On 12 August, the European Network on Independent Living and the Alliance for Inclusive Education (ALLFIE), from the UK, submitted written comments to the European Court of Human Rights (ECtHR), in the case of M.C. and others. v. Romania. ENIL and ALLFIE decided to intervene in the case to help the European Court understand that all children with disabilities have a right to inclusive education and what is needed for the States to translate this right into practice. Our submission focused on the supports and policies needed to make inclusive education a reality, rather than international law and standards.

The case of M.C. and others. v. Romania concerns a disabled child subjected to bullying and abuse by teachers and other pupils at the mainstream school he attended in Romania. Rather than providing him with the support required to be fully included in learning and other school activities, the school effectively forced his parents to take him out of the school. The civil proceedings that followed at the national level failed to protect and promote his right to education, and reinforced the negative stereotypes about children with disabilities and their place in mainstream education, and the society in general.

In our written comments, we outlined the types of support and adaptations that are required to ensure that children with additional social, emotional and mental health needs, and other support needs, can be fully included in learning and other school activities, in mainstream settings. Furthermore, we briefly explained provisions in law and policies that are needed to ensure that children with disabilities are able to attend mainstream schools alongside their peers, illustrated with examples of good practice in implementing Article 24 of the UN Convention on the Rights of Persons with Disabilities.
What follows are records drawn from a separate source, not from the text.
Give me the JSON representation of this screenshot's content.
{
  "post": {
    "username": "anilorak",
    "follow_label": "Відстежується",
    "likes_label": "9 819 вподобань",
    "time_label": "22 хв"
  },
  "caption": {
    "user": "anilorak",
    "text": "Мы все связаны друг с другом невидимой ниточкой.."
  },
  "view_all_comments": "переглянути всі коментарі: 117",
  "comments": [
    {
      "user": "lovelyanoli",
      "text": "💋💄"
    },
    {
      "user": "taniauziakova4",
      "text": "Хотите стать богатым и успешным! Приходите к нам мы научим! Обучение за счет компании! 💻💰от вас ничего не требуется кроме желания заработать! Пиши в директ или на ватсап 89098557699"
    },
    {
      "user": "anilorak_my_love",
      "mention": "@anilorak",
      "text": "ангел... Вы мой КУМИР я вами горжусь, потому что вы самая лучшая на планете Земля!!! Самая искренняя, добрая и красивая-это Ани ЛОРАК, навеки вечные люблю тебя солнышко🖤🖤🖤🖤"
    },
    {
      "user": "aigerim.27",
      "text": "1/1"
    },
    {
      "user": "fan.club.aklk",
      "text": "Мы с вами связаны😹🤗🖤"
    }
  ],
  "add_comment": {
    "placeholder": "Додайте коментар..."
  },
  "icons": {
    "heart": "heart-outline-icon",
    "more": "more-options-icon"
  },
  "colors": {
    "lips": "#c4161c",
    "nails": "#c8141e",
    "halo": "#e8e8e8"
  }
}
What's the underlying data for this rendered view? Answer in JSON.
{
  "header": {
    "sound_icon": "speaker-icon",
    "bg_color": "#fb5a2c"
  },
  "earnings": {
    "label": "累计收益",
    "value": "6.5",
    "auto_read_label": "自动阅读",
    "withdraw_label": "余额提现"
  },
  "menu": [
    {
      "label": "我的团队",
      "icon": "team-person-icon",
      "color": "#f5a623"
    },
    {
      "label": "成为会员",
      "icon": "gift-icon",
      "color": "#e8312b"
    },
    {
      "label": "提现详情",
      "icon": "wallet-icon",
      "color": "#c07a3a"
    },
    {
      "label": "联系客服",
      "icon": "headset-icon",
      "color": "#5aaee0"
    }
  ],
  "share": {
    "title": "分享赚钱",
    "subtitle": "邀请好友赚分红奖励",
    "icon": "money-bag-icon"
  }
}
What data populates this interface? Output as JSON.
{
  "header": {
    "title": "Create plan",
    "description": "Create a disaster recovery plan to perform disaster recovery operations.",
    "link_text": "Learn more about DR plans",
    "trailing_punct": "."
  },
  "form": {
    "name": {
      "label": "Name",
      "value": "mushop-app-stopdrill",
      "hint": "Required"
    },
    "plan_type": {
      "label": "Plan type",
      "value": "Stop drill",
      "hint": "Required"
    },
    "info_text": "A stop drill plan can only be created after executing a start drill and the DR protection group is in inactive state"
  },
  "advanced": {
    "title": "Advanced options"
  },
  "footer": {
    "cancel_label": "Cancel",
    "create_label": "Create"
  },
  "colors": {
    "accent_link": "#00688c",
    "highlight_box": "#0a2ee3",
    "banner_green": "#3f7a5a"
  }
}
The submission relies heavily of ALLFIE’s experience in advocating for inclusive education in England and abroad, and their learning over the years of what is necessary to ensure that all children are fully included and able to enjoy their right to education. The case of M.C and others v. Romania is significant not just for the persons involved, but for children with disabilities across Europe, who are still systematically denied access to education and excluded from mainstream schools.

Read our submission here.